What is it with Tokyo always getting blown up? We offer some answers.
Tokyo, also known as "The Matchstick City," "The Fuse of the Orient," or just "Japan's Disaster Waiting to Happen," was unknowingly built at the center of a great confluence of cosmic forces: seismic faults, Chi flows, Lay lines, Chinese Earth Dragons, convenient interstellar landing points, and gateways to alternate dimensions all converge at or near the city center. Therefore, if any demon invasion, magical eruption, extraterrestrial conquest, or other earth-shattering event is to occur, it will always begin in Tokyo. Always.
As a result, in addition to being of supreme supernatural importance and the home of most unsuspecting high-school or college age heroes, it is also one of the most fragile cities on earth. Tidal Waves and massive earthquakes have been a known problem for hundreds of years, but nuclear wars, meteors, psychic shockwaves, and destructive battles between superpowered teenagers are all highly likely to hit Tokyo before any other place on Earth.
The tenacity of Tokyo residents is legendary, however, and it's well known that they're far more likely to rebuild on the ruins or continue inhabiting a demon-infested war zone than to move to nearby Osaka. It has been theorized this is due to its residents' subconscious desire to watch the place go down in flames again or a deep seated fear that they too will develop the dreaded "Osaka Dialect." I, however, believe it has more to do with the area's convenient location relative to Tokyo Disneyland.
Note also that, upon close examination, the exact center of the universe has been found to lie somewhere within the Shinjuku district.
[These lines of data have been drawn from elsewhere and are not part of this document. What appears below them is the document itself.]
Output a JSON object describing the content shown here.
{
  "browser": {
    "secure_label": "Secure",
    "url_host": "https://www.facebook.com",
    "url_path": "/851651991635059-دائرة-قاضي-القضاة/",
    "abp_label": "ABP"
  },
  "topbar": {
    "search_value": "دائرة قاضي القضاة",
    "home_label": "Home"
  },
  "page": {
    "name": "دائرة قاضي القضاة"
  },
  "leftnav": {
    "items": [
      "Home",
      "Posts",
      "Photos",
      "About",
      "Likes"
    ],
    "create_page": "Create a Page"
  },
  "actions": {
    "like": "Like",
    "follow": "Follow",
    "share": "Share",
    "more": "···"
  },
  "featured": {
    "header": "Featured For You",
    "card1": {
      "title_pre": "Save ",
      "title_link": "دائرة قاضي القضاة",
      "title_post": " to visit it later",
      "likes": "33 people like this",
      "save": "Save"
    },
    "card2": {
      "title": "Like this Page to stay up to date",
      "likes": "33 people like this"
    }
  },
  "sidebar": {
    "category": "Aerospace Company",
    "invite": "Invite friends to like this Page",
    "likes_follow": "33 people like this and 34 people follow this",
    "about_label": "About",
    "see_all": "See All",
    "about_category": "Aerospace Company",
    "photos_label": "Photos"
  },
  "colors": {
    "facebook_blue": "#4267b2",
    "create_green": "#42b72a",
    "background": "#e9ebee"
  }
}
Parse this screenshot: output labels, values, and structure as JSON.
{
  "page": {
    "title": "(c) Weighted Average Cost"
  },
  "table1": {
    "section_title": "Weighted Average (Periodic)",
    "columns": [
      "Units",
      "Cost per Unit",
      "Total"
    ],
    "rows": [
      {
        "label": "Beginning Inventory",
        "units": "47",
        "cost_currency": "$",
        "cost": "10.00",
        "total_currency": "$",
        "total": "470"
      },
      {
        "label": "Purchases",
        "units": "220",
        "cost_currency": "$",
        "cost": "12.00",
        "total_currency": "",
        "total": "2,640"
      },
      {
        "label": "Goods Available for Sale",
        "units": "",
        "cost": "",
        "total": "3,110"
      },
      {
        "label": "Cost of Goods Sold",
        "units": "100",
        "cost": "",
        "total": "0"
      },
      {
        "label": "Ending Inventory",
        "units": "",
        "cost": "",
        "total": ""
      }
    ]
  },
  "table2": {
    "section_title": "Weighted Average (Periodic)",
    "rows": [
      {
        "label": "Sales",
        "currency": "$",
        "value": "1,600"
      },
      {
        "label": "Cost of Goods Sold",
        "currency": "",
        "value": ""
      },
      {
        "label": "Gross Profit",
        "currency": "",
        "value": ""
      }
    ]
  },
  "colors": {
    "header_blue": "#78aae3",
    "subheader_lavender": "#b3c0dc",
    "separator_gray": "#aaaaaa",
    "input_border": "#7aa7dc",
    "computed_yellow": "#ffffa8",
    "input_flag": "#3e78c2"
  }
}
In addition to being an excellent place for fashion shopping, it is where 85% of all important events in Japan will invariably occur.
Tokyo Tower (AKA "The Great Lightning Rod") is a known attractor of tourists, crepe sellers, and massive discharges of supernatural energy, as well as the site of most Tokyo-centered climactic battles (which is to say, almost all climactic battles occurring on Earth).
Also, you don't usually hear about the obliteration of Tokyo on the nightly news because the city has only been there for a couple of hundred years, and major supernatural or extraterrestrial invasions are are somewhat less likely than major earthquakes on the Kanto fault, generally occurring in multiples of 300 or 1000 years. The Japanese media is also touchy about reporting on massive damage to the capital, so they tend to focus on more important things, like David Duchoveny hyping a new movie or investigative reports on why modern Japanese preschoolers can't do somersaults.*
*No, of course I didn't make this up.